Anyway I would go with jagabo's advice, try single pass constant quality mode to get the needed bitrate for a given quality level.
I have to admit I have never encoded x264... I mostly use XviD and encode at constant quantizer of 3 and never thinks about what bitrate is needed, the quality is OK anyway and then i play it on my TviX 4000 player with internal hard drive. If I had the newer TviX 4100 that handles h.264 I would probably encode x264 a lot...
Hi to all!
The Deblocking option is by default "on". The only thing I changed on the default settings, was to set "interlace" to on.
CQ is not good for my needs here: The point is to convert 1 VHS tape (3h.10min) to H264 at a ~ 4.300Mb filesize so to burn it, as data, to a DVD - R, for archiving reasons. CBR is a great choices here, but it seems that a bitrate around 3100kb/s is not enough for my needs.
So the question that rised inside my head is: "What bitrate gives macroblock-free encodings on H264 for a PAL Full D1 under any occasion? ".La Linea by Osvaldo Cavandoli
It's not helpful to increase the encoding bitrate when there is something that makes the encoder
use most of the given bitrate for "filesize padding" rather than for video compression.
Originally Posted by SatStorm
Originally Posted by SatStorm
Can't you do some tests with a part of the video that got blocky and make different encodings at different bitrates to see the limits? I mean since you are using CBR it does not matter if you only encode one minute or 3 hours if you just choose one of the diffucult sections of the video.
Maybe test some different quantizations matrices at your given bitrate can improve some also. I mean some matrices are optimized for low bitrate and other for high bitrate. Since this is quite a high bitrate maybe you get better results with a hig bitrate matrice, or maybe the bitrate is too low and you need a "low bitrate matrice". And why not use VBR? I think there are a lot of tweakable settings in x264. Some options probably gives better quality but may need more encoding time...
Well, testing is one option, but you have to have time for tests! My time is limited nowdays, too limited I have to say. But that's my problem, I'll find time...
The reason I asked the forum is if someone has done that before me, so not to have to invent the wheel from the start!
Regarding the H264 options, indeed they are plenty and in the case of x264, things change from time to time.
The Quantizations matrices help on lower bitrates I think, but I'll try some to see if that also occurs on higher bitrates.

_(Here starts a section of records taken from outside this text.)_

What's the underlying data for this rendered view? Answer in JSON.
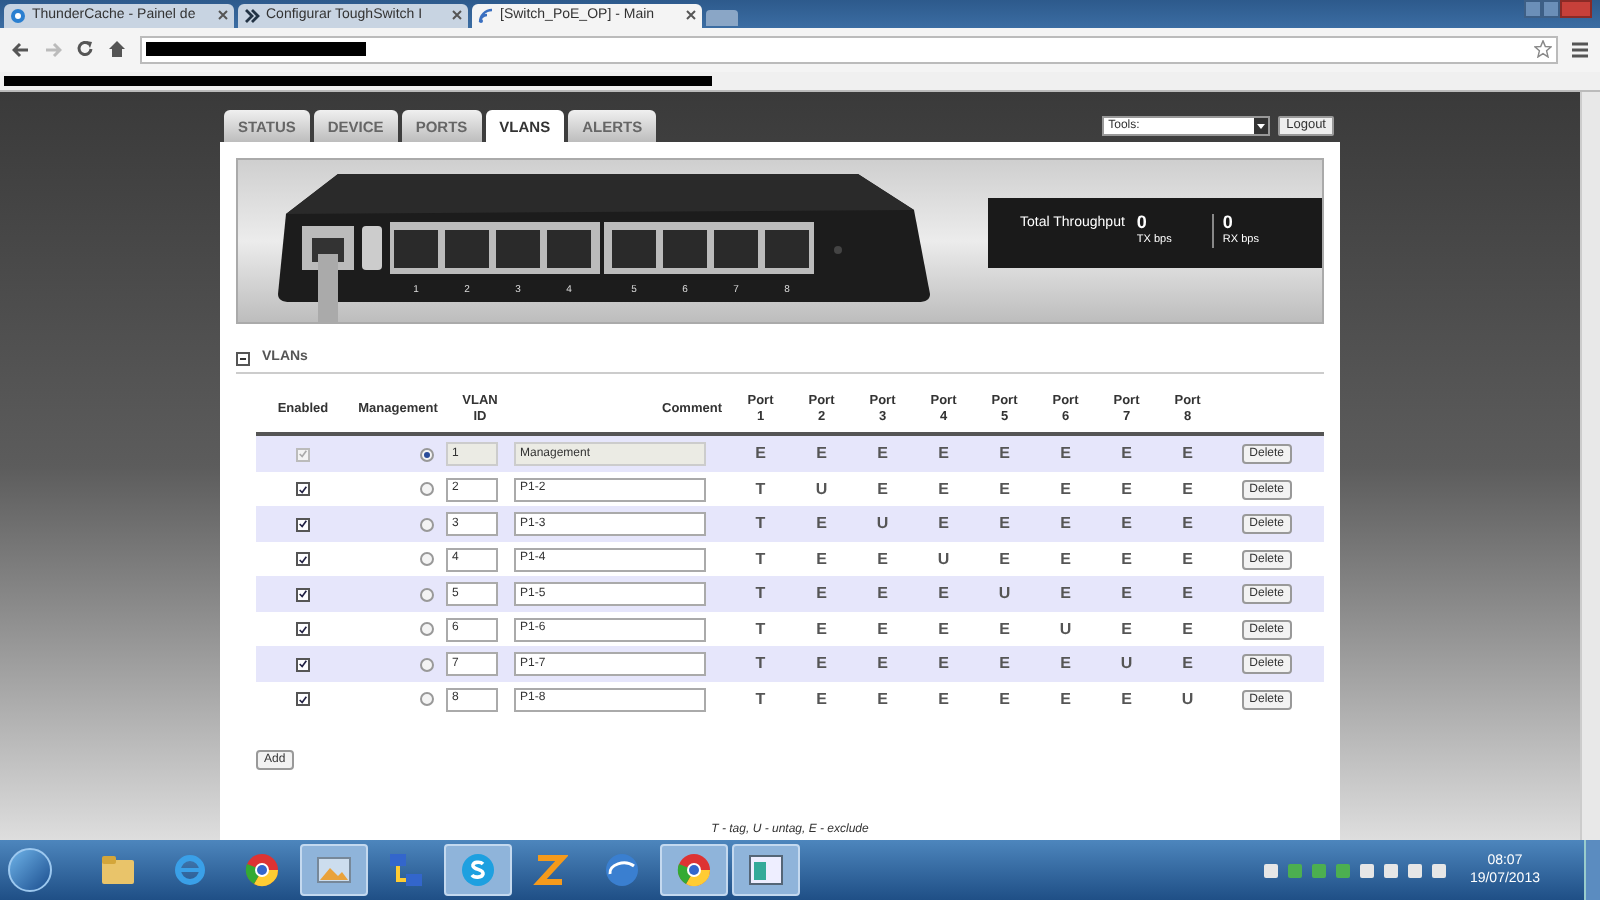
{
  "browser": {
    "tabs": [
      {
        "title": "ThunderCache - Painel de",
        "selected": false,
        "kind": "cache"
      },
      {
        "title": "Configurar ToughSwitch I",
        "selected": false,
        "kind": "ubnt"
      },
      {
        "title": "[Switch_PoE_OP] - Main",
        "selected": true,
        "kind": "feed"
      }
    ]
  },
  "nav": {
    "tabs": [
      {
        "label": "STATUS",
        "selected": false
      },
      {
        "label": "DEVICE",
        "selected": false
      },
      {
        "label": "PORTS",
        "selected": false
      },
      {
        "label": "VLANS",
        "selected": true
      },
      {
        "label": "ALERTS",
        "selected": false
      }
    ],
    "tools": {
      "value": "Tools:"
    },
    "logout": "Logout"
  },
  "device": {
    "port_labels": [
      "1",
      "2",
      "3",
      "4",
      "5",
      "6",
      "7",
      "8"
    ],
    "throughput": {
      "title": "Total Throughput",
      "tx": "0",
      "tx_unit": "TX bps",
      "rx": "0",
      "rx_unit": "RX bps"
    }
  },
  "vlans": {
    "title": "VLANs",
    "expanded": true,
    "columns": [
      "Enabled",
      "Management",
      "VLAN\nID",
      "Comment",
      "Port\n1",
      "Port\n2",
      "Port\n3",
      "Port\n4",
      "Port\n5",
      "Port\n6",
      "Port\n7",
      "Port\n8"
    ],
    "rows": [
      {
        "enabled": true,
        "disabled": true,
        "selected": true,
        "id": "1",
        "comment": "Management",
        "ports": [
          "E",
          "E",
          "E",
          "E",
          "E",
          "E",
          "E",
          "E"
        ],
        "action": "Delete"
      },
      {
        "enabled": true,
        "disabled": false,
        "selected": false,
        "id": "2",
        "comment": "P1-2",
        "ports": [
          "T",
          "U",
          "E",
          "E",
          "E",
          "E",
          "E",
          "E"
        ],
        "action": "Delete"
      },
      {
        "enabled": true,
        "disabled": false,
        "selected": false,
        "id": "3",
        "comment": "P1-3",
        "ports": [
          "T",
          "E",
          "U",
          "E",
          "E",
          "E",
          "E",
          "E"
        ],
        "action": "Delete"
      },
      {
        "enabled": true,
        "disabled": false,
        "selected": false,
        "id": "4",
        "comment": "P1-4",
        "ports": [
          "T",
          "E",
          "E",
          "U",
          "E",
          "E",
          "E",
          "E"
        ],
        "action": "Delete"
      },
      {
        "enabled": true,
        "disabled": false,
        "selected": false,
        "id": "5",
        "comment": "P1-5",
        "ports": [
          "T",
          "E",
          "E",
          "E",
          "U",
          "E",
          "E",
          "E"
        ],
        "action": "Delete"
      },
      {
        "enabled": true,
        "disabled": false,
        "selected": false,
        "id": "6",
        "comment": "P1-6",
        "ports": [
          "T",
          "E",
          "E",
          "E",
          "E",
          "U",
          "E",
          "E"
        ],
        "action": "Delete"
      },
      {
        "enabled": true,
        "disabled": false,
        "selected": false,
        "id": "7",
        "comment": "P1-7",
        "ports": [
          "T",
          "E",
          "E",
          "E",
          "E",
          "E",
          "U",
          "E"
        ],
        "action": "Delete"
      },
      {
        "enabled": true,
        "disabled": false,
        "selected": false,
        "id": "8",
        "comment": "P1-8",
        "ports": [
          "T",
          "E",
          "E",
          "E",
          "E",
          "E",
          "E",
          "U"
        ],
        "action": "Delete"
      }
    ],
    "add": "Add",
    "legend": "T - tag, U - untag, E - exclude"
  },
  "taskbar": {
    "apps": [
      {
        "kind": "folder",
        "running": false
      },
      {
        "kind": "ie",
        "running": false
      },
      {
        "kind": "chrome",
        "running": false
      },
      {
        "kind": "photo",
        "running": true
      },
      {
        "kind": "network",
        "running": false
      },
      {
        "kind": "skype",
        "running": true
      },
      {
        "kind": "zip",
        "running": false
      },
      {
        "kind": "globe",
        "running": false
      },
      {
        "kind": "chrome",
        "running": true
      },
      {
        "kind": "window",
        "running": true
      }
    ],
    "time": "08:07",
    "date": "19/07/2013"
  }
}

Midzuki pointed something correct. Overkilling may be a problem in my case.
The other thing I was thinking, was virtualdub and vfm x264.La Linea by Osvaldo Cavandoli
Your bitrate should be more than adequate, I doubt that is the problem
The x264 VfW version lacks several options that the CLI version possesses (including CQM's) and is updated less frequently.
If you are going to try the matrices out, I find that the easiest front end for the CLI version is avidemux which looks & behaves similarly to vdub. If you are short on time, you can just encode a 10sec clip with 'mark in'/'mark out' and readjust your settings and try again
One way to see "what bitrate is needed" is to make a compressibility test by using a single pass constant quality mode of a representative sample of your video. The bitrate you get is a hint of what bitrate you would need to get acceptable quality on the full video (if the resulting quality on the encoded test clip was OK).
OK, I did a convert a little earlier.
I read and change a couple of x264 settings and the first results look ok (far better my previous attempt for sure). I'll test further of course.